Santa Barbara County
A DISTINCT CAPITAL LETTER L describes the Santa Barbara County coast on the Golden State's shore. Santa Barbara County's wild north coast forms the L's vertical. The L hinges on rugged, inaccessible Point Conception, and the sheltered and sun-warmed south coast makes its horizontal arm. Mountains rim this entire coastline, with a narrow coastal marine terrace wedged between the precipitous mountains and the shore. Only in the southeastern county does the terrace fan out to a width of two or three miles. The steeply sloped mountains provide a spectacular backdrop to the shoreline's diversity, the Coast Range rising 2000 feet along the north coast and the Santa Ynez Range towering up to 4000 feet above the south coast.

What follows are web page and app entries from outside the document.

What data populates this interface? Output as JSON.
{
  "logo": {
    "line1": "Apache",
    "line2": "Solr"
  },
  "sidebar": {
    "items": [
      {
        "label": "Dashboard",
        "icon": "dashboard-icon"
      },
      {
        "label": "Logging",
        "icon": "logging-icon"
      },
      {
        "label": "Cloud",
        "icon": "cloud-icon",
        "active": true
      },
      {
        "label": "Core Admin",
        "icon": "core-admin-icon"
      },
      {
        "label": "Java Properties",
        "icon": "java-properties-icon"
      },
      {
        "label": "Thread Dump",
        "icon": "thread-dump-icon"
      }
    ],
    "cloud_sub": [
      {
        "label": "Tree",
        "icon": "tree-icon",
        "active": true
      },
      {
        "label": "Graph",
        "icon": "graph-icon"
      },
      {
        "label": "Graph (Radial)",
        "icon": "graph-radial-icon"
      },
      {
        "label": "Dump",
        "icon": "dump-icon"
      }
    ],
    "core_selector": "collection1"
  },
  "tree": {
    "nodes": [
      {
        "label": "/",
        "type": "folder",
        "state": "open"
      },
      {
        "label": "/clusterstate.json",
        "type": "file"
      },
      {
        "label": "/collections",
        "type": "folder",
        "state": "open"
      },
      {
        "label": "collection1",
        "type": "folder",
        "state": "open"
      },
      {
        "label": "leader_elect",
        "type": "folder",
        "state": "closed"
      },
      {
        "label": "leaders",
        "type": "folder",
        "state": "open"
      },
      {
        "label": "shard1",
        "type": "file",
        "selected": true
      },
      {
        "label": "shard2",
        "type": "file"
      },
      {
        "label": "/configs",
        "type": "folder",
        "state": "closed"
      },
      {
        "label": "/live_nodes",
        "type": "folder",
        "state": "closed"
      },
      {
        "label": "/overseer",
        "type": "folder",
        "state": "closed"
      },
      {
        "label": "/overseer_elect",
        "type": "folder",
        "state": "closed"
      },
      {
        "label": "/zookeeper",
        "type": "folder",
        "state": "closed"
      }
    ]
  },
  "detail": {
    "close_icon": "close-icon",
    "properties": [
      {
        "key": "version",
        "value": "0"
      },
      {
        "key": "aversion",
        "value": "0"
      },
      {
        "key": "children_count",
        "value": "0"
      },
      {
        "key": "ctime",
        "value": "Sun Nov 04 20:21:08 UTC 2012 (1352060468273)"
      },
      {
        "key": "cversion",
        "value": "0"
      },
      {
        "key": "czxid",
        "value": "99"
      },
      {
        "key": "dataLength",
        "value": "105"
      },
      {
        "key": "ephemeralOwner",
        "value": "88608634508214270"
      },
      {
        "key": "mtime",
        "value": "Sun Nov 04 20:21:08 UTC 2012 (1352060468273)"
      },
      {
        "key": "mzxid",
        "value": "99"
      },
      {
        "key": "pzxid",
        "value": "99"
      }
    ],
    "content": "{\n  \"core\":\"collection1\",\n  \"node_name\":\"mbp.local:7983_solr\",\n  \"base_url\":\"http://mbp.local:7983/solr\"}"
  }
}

In Santa Barbara County the Coastal Trail explores a land of contrasts. Here the CCT traverses the most populous county since San Francisco, yet hikers will marvel at how few people they'll see along 90 percent of its shore. The wind- and wave-swept north coast is remote and rugged, much of it inaccessible, while the south coast sprawls along the sunny base of the mountains, with Highway 101 running most of its length. Vast stretches of the Santa Barbara coast are preserved in parks welcoming visitors, but hikers may be arrested for visiting other coastal places. Much of Vandenberg Air Force Base's long coast is off limits to visitors, and three immense private ranches, remnants of old Spanish ranchos, and a coast guard reservation warn trespassers of arrest.
Along Santa Barbara's wild north coast, the CCT first explores the Guadalupe Dunes, climbing the flank of the west coast's highest dune to reach remote Paradise Beach. As the Coastal Trail makes a dramatic ascent of Point Sal Ridge, it overlooks the immense Vandenberg base which occupies the next 35 miles of Santa Barbara's shoreline. The CCT currently follows roads to get around this bastion of national security, but we describe Alternate Routes exploring ten miles of Vandenberg's shore. Another Alternate Route heads south from Jalama Beach County Park, getting as close to Point Conception as one can without a boat or train ride. After more than 50 miles of road detours through coastal valleys and hills, the CCT reaches the south coast at Gaviota Pier. For nearly all of its final 50 miles through Santa Barbara County, the Coastal Trail follows beaches and bluffs along the sunny south-facing shore, where water temperatures are ten degrees warmer than north of Point Conception, with gentler surf, cruising porpoises and Channel Islands views as a bonus. From Gaviota the CCT's next 22 miles mostly follow lightly used beaches passable only at medium to low tides and notably free from development.
Once the CCT reaches the university town of Isla Vista on the western outskirts of Santa Barbara, the shoreline's popularity rises dramatically. Still, as the CCT continues along the Santa Barbara waterfront on gorgeous beaches at the base of steep towering bluffs, what most impresses one about the fine beaches is their seclusion. When the quiet beaches finally give way to an urban waterfront, the CCT passes through the city on sparkling beaches along one of the most pleasant and well loved urban shorelines in California.
East of the city, the CCT continues along beaches and bluffs through exclusive urban neighborhoods, friendly small towns, and beside rich agricultural lands. After passing through Carpinteria, famed for the safest beach in California, Santa Barbara's Coastal Trail ends after 112⅝ miles.
Explore the Trail
Click a section to discover more detailed information on pieces of the trail that can be explored within a day. Find highlights of what each area has to offer as well as other resources.